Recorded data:
-- Opening Marker --

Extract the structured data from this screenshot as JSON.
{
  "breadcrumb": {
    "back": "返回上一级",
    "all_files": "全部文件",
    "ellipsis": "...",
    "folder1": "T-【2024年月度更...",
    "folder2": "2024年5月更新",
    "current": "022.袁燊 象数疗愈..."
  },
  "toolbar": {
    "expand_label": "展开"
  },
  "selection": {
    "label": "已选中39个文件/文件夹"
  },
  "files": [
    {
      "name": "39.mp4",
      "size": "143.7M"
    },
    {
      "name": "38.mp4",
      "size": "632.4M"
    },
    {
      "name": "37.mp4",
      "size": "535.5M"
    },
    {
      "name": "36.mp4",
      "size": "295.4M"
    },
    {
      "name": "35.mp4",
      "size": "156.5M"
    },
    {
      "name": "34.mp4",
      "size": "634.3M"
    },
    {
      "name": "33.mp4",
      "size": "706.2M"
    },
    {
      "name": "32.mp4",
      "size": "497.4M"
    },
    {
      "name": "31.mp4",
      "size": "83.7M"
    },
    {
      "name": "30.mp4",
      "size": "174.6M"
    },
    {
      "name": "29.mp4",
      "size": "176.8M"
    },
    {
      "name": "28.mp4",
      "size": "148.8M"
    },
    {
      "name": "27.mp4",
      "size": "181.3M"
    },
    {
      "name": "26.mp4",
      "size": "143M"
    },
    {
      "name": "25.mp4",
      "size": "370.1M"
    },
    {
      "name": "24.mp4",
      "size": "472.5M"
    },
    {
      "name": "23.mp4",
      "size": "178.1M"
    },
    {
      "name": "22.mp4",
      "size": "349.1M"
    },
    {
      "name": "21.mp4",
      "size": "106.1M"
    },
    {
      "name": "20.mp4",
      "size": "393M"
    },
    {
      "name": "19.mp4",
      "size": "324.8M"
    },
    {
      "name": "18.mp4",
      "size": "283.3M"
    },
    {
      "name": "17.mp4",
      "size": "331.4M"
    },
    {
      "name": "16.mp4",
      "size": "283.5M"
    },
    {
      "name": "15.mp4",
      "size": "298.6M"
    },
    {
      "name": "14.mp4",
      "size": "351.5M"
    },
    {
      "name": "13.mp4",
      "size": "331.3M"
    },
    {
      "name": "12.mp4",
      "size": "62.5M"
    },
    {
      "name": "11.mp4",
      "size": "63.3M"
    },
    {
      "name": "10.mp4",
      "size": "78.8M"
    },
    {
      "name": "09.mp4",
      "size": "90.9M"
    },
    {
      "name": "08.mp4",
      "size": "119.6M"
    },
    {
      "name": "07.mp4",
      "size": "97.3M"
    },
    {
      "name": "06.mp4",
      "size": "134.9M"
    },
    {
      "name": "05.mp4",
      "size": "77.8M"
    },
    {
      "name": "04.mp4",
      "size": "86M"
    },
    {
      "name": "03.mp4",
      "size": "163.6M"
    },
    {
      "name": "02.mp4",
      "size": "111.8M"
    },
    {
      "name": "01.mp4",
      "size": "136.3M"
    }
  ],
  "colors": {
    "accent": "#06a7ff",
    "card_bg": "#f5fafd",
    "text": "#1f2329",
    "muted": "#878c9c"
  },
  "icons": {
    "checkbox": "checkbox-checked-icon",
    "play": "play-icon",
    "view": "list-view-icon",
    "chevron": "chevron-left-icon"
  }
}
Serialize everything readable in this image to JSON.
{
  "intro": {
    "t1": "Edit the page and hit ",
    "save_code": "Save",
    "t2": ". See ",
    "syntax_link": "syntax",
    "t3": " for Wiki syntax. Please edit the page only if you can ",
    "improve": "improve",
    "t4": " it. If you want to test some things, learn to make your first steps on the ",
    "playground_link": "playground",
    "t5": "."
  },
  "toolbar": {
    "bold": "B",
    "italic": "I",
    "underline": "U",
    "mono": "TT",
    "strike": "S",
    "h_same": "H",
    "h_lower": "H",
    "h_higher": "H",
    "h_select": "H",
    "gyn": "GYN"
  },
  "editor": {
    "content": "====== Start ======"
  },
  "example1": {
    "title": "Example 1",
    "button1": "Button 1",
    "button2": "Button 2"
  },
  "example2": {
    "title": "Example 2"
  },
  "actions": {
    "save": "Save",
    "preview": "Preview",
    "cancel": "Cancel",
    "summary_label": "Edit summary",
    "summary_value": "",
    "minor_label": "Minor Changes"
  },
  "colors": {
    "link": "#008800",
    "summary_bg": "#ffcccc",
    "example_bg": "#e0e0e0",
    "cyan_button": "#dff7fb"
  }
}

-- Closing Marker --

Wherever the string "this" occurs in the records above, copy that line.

▸ RESULT
Extract the structured data from this screenshot as JSON.
Serialize everything readable in this image to JSON.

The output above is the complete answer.